Another breakthrough in the theory of graded free resolutions comes from the proof of the Boij-S\"oderberg Conjectures by Eisenbud-Schreyer and the previous results of Eisenbud-Floystad-Weyman. Boij-S\"oderberg's key insight was that the study of graded Betti tables of modules might be best understood up to constant multiple by studying the semigroup or positive rational cone generated by all Betti tables of Cohen-Macaulay modules of fixed codimension. Its extremal rays were shown to correspond to pure Cohen-Macaulay modules and are the basis of a decomposition algorithm capable of expressing any graded Betti table as a positive rational linear combination of those of pure resolutions. Since then there has been great interest in finding parallel theories in other settings. Boij-Floystad give a description of a Boij-S\"oderberg theory for bigraded modules of codimension two. Several authors are working on versions with combinatorial flavors including monomial ideals, toric ideals and equivariant versions. Recently Avramov-Gibbons-Wiegand describe the full semigroup of Betti tables over short Gorenstein rings. The original Eisenbud-Schreyer theorem, extended to arbitrary modules by Boij-S\"oderberg, has been applied to the study of the Horrocks conjecture by Erman. This powerful tool likely will have further exciting uses.

Another problem of major interest in commutative algebra and algebraic geometry is the Eisenbud-Green-Harris (EGH) Conjecture, which characterizes all possible Hilbert functions of homogeneous ideals in graded complete intersection rings. It is a simultaneous generalization of two results: the Cayley Bacharach theorem from algebraic geometry and the Kruskal-Katona theorem from algebraic combinatorics. Furthermore it suggests a sharp upper bound on the graded Betti numbers of such ideals. In the combinatorial setting (over Clements-Lindstr\"om rings) where the EGH Conjecture is known, these bounds are approved by Mermin-Murai for finite free resolutions. Both questions motivate the study of resolutions over complete intersections.

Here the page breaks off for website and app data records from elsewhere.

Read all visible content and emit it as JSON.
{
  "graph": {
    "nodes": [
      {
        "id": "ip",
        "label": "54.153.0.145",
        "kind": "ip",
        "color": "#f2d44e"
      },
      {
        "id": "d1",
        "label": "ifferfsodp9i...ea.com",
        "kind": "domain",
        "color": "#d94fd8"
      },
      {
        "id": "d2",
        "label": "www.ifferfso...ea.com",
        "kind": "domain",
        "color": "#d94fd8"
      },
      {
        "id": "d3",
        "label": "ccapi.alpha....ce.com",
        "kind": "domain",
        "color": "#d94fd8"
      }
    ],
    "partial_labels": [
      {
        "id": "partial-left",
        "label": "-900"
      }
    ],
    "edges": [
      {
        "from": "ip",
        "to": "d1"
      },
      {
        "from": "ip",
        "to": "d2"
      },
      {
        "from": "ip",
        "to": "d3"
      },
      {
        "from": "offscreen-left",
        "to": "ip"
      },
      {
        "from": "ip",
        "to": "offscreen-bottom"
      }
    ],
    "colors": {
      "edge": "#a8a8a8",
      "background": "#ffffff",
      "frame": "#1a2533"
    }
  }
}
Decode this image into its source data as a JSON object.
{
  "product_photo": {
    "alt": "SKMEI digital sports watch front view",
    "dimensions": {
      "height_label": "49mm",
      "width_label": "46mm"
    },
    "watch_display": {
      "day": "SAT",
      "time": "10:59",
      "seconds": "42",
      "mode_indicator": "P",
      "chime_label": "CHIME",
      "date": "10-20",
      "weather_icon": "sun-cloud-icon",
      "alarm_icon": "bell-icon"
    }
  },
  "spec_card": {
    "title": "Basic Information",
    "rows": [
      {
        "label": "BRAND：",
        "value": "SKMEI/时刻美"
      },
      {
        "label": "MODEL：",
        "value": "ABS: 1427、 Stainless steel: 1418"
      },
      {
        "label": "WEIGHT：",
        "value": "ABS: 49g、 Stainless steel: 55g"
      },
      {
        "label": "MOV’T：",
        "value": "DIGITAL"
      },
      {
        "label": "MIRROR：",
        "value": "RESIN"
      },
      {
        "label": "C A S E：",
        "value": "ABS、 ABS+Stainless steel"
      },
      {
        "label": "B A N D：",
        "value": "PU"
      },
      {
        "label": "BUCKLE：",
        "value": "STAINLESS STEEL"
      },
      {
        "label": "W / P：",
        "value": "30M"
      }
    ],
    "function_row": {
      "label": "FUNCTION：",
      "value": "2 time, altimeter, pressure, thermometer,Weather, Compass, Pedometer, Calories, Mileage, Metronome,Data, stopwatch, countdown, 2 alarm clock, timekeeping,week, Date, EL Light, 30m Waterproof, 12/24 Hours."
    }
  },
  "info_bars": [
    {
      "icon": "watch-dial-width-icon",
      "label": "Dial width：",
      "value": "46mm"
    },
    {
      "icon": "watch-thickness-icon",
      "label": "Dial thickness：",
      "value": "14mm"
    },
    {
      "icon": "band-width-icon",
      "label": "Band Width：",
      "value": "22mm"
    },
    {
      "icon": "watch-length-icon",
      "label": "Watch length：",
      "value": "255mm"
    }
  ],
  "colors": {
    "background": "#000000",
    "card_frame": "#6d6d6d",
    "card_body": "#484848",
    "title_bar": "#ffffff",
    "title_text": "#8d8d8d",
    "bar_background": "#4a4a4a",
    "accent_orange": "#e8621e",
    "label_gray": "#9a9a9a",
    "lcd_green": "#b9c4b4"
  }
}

Complete intersection rings are ubiquitous in algebra and geometry. Contrary to the resolutions over a polynomial ring, resolutions over complete intersections are infinite. Obtaining a description, even asymptotically, of such resolutions is a difficult problem. The simplest case is that of a hypersurface ring. In 1980 Eisenbud showed that the minimal free resolutions over a hypersurface ring are eventually periodic of period two; moreover, the matrices representing the alternating maps in the periodic part form a matrix factorization. The concept of matrix factorization has many applications in the study of Cohen-Macaulay modules, singularity theory, cluster algebras and cluster tilting, Hodge theory, Khovanov-Rozansky homology, moduli of curves, singularity categories, quiver and group representations, and string theory. Recently Eisenbud-Peeva defined a notion of matrix factorizations that generalizes the hypersurface case to arbitrary complete intersections. In particular every (infinite) minimal free resolution over a complete intersection ring is eventually given by the finite amount of data in a matrix factorization of the defining regular sequence. They relate the resolutions of matrix factorization modules over complete intersections to those over regular rings. Their machinery is already yielding surprising structural results about high syzygies over complete intersections such as the recent work of Eisenbud-Peeva-Schreyer.

Recently there has been a surge of interest and real progress in the above areas. The workshop will be timely and will provide an opportunity to bring together researchers related to algebraic geometry and commutative algebra, in order to discuss exciting recent developments and explore new directions.